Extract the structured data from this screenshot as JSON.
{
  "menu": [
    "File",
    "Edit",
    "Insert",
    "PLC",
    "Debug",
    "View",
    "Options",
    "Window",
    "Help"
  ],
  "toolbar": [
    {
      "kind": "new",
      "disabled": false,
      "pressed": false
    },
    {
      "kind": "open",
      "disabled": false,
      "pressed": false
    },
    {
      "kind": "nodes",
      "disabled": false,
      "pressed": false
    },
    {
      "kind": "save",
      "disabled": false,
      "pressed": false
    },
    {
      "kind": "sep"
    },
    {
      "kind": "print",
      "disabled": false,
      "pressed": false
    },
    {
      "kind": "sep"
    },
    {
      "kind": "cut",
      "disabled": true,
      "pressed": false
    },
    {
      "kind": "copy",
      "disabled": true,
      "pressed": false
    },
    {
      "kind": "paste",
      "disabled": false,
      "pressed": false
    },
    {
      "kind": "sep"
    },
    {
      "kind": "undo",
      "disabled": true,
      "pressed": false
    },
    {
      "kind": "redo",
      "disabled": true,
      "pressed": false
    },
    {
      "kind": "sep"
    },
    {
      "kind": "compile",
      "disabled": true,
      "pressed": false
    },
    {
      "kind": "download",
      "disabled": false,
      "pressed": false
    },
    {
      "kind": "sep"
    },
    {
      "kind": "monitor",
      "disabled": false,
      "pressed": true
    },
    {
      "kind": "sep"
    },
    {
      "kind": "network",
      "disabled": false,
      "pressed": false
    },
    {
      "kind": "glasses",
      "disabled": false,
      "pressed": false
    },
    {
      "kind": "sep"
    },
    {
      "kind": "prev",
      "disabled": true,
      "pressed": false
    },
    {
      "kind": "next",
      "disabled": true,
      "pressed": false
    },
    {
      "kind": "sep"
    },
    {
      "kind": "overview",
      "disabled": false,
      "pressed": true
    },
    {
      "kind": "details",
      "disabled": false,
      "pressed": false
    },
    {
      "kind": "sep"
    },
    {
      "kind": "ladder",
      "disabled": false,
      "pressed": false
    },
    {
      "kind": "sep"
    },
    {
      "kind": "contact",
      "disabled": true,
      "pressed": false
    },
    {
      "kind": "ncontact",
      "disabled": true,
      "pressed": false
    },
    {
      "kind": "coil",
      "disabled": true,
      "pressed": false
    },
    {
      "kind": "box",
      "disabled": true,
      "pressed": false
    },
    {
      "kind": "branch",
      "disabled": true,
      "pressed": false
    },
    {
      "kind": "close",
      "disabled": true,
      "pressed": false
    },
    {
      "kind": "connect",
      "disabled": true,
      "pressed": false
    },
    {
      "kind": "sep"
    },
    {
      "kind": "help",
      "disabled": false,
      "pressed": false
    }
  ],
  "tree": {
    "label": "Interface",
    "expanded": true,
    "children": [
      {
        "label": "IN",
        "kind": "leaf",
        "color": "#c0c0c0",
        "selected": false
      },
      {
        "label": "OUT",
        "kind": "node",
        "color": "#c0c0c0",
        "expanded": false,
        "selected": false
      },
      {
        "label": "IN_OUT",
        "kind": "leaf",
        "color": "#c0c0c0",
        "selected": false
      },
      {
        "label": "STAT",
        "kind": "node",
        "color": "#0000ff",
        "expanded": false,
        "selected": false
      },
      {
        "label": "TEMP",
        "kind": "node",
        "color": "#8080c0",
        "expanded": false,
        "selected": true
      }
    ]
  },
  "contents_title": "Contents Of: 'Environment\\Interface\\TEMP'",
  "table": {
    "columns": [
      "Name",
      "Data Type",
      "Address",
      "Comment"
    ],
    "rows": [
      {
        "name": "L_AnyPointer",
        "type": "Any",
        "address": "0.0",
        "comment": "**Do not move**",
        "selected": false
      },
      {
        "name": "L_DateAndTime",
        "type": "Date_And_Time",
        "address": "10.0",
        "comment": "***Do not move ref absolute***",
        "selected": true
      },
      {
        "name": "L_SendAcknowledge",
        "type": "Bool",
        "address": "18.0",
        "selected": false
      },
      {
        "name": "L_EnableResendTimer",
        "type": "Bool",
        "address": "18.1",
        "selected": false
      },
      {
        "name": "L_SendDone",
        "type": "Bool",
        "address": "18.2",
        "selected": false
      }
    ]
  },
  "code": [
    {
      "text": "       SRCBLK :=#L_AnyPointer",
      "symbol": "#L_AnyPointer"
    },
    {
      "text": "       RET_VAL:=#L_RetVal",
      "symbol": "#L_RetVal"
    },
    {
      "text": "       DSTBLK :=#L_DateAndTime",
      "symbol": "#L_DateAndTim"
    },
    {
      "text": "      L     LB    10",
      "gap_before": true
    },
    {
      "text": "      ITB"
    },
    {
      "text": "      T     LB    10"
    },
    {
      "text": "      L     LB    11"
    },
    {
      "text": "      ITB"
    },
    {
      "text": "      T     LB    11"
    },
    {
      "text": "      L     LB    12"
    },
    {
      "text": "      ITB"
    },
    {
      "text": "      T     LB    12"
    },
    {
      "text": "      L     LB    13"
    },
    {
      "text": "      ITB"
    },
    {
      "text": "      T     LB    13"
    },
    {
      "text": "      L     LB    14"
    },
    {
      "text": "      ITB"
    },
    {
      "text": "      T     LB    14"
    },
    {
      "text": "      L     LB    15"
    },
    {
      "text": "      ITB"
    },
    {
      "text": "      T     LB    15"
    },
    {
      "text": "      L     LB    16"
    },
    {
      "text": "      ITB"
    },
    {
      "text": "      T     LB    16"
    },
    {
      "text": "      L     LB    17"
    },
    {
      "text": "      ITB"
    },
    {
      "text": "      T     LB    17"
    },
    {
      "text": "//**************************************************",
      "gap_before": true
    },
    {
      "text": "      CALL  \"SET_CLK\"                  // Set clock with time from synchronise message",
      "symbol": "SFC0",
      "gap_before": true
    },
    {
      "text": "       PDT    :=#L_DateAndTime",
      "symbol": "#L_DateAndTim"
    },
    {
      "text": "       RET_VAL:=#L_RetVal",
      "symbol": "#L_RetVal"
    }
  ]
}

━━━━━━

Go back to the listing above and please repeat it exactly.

• Answer to this problem:
Extract the structured data from this screenshot as JSON.
{
  "menu": [
    "File",
    "Edit",
    "Insert",
    "PLC",
    "Debug",
    "View",
    "Options",
    "Window",
    "Help"
  ],
  "toolbar": [
    {
      "kind": "new",
      "disabled": false,
      "pressed": false
    },
    {
      "kind": "open",
      "disabled": false,
      "pressed": false
    },
    {
      "kind": "nodes",
      "disabled": false,
      "pressed": false
    },
    {
      "kind": "save",
      "disabled": false,
      "pressed": false
    },
    {
      "kind": "sep"
    },
    {
      "kind": "print",
      "disabled": false,
      "pressed": false
    },
    {
      "kind": "sep"
    },
    {
      "kind": "cut",
      "disabled": true,
      "pressed": false
    },
    {
      "kind": "copy",
      "disabled": true,
      "pressed": false
    },
    {
      "kind": "paste",
      "disabled": false,
      "pressed": false
    },
    {
      "kind": "sep"
    },
    {
      "kind": "undo",
      "disabled": true,
      "pressed": false
    },
    {
      "kind": "redo",
      "disabled": true,
      "pressed": false
    },
    {
      "kind": "sep"
    },
    {
      "kind": "compile",
      "disabled": true,
      "pressed": false
    },
    {
      "kind": "download",
      "disabled": false,
      "pressed": false
    },
    {
      "kind": "sep"
    },
    {
      "kind": "monitor",
      "disabled": false,
      "pressed": true
    },
    {
      "kind": "sep"
    },
    {
      "kind": "network",
      "disabled": false,
      "pressed": false
    },
    {
      "kind": "glasses",
      "disabled": false,
      "pressed": false
    },
    {
      "kind": "sep"
    },
    {
      "kind": "prev",
      "disabled": true,
      "pressed": false
    },
    {
      "kind": "next",
      "disabled": true,
      "pressed": false
    },
    {
      "kind": "sep"
    },
    {
      "kind": "overview",
      "disabled": false,
      "pressed": true
    },
    {
      "kind": "details",
      "disabled": false,
      "pressed": false
    },
    {
      "kind": "sep"
    },
    {
      "kind": "ladder",
      "disabled": false,
      "pressed": false
    },
    {
      "kind": "sep"
    },
    {
      "kind": "contact",
      "disabled": true,
      "pressed": false
    },
    {
      "kind": "ncontact",
      "disabled": true,
      "pressed": false
    },
    {
      "kind": "coil",
      "disabled": true,
      "pressed": false
    },
    {
      "kind": "box",
      "disabled": true,
      "pressed": false
    },
    {
      "kind": "branch",
      "disabled": true,
      "pressed": false
    },
    {
      "kind": "close",
      "disabled": true,
      "pressed": false
    },
    {
      "kind": "connect",
      "disabled": true,
      "pressed": false
    },
    {
      "kind": "sep"
    },
    {
      "kind": "help",
      "disabled": false,
      "pressed": false
    }
  ],
  "tree": {
    "label": "Interface",
    "expanded": true,
    "children": [
      {
        "label": "IN",
        "kind": "leaf",
        "color": "#c0c0c0",
        "selected": false
      },
      {
        "label": "OUT",
        "kind": "node",
        "color": "#c0c0c0",
        "expanded": false,
        "selected": false
      },
      {
        "label": "IN_OUT",
        "kind": "leaf",
        "color": "#c0c0c0",
        "selected": false
      },
      {
        "label": "STAT",
        "kind": "node",
        "color": "#0000ff",
        "expanded": false,
        "selected": false
      },
      {
        "label": "TEMP",
        "kind": "node",
        "color": "#8080c0",
        "expanded": false,
        "selected": true
      }
    ]
  },
  "contents_title": "Contents Of: 'Environment\\Interface\\TEMP'",
  "table": {
    "columns": [
      "Name",
      "Data Type",
      "Address",
      "Comment"
    ],
    "rows": [
      {
        "name": "L_AnyPointer",
        "type": "Any",
        "address": "0.0",
        "comment": "**Do not move**",
        "selected": false
      },
      {
        "name": "L_DateAndTime",
        "type": "Date_And_Time",
        "address": "10.0",
        "comment": "***Do not move ref absolute***",
        "selected": true
      },
      {
        "name": "L_SendAcknowledge",
        "type": "Bool",
        "address": "18.0",
        "selected": false
      },
      {
        "name": "L_EnableResendTimer",
        "type": "Bool",
        "address": "18.1",
        "selected": false
      },
      {
        "name": "L_SendDone",
        "type": "Bool",
        "address": "18.2",
        "selected": false
      }
    ]
  },
  "code": [
    {
      "text": "       SRCBLK :=#L_AnyPointer",
      "symbol": "#L_AnyPointer"
    },
    {
      "text": "       RET_VAL:=#L_RetVal",
      "symbol": "#L_RetVal"
    },
    {
      "text": "       DSTBLK :=#L_DateAndTime",
      "symbol": "#L_DateAndTim"
    },
    {
      "text": "      L     LB    10",
      "gap_before": true
    },
    {
      "text": "      ITB"
    },
    {
      "text": "      T     LB    10"
    },
    {
      "text": "      L     LB    11"
    },
    {
      "text": "      ITB"
    },
    {
      "text": "      T     LB    11"
    },
    {
      "text": "      L     LB    12"
    },
    {
      "text": "      ITB"
    },
    {
      "text": "      T     LB    12"
    },
    {
      "text": "      L     LB    13"
    },
    {
      "text": "      ITB"
    },
    {
      "text": "      T     LB    13"
    },
    {
      "text": "      L     LB    14"
    },
    {
      "text": "      ITB"
    },
    {
      "text": "      T     LB    14"
    },
    {
      "text": "      L     LB    15"
    },
    {
      "text": "      ITB"
    },
    {
      "text": "      T     LB    15"
    },
    {
      "text": "      L     LB    16"
    },
    {
      "text": "      ITB"
    },
    {
      "text": "      T     LB    16"
    },
    {
      "text": "      L     LB    17"
    },
    {
      "text": "      ITB"
    },
    {
      "text": "      T     LB    17"
    },
    {
      "text": "//**************************************************",
      "gap_before": true
    },
    {
      "text": "      CALL  \"SET_CLK\"                  // Set clock with time from synchronise message",
      "symbol": "SFC0",
      "gap_before": true
    },
    {
      "text": "       PDT    :=#L_DateAndTime",
      "symbol": "#L_DateAndTim"
    },
    {
      "text": "       RET_VAL:=#L_RetVal",
      "symbol": "#L_RetVal"
    }
  ]
}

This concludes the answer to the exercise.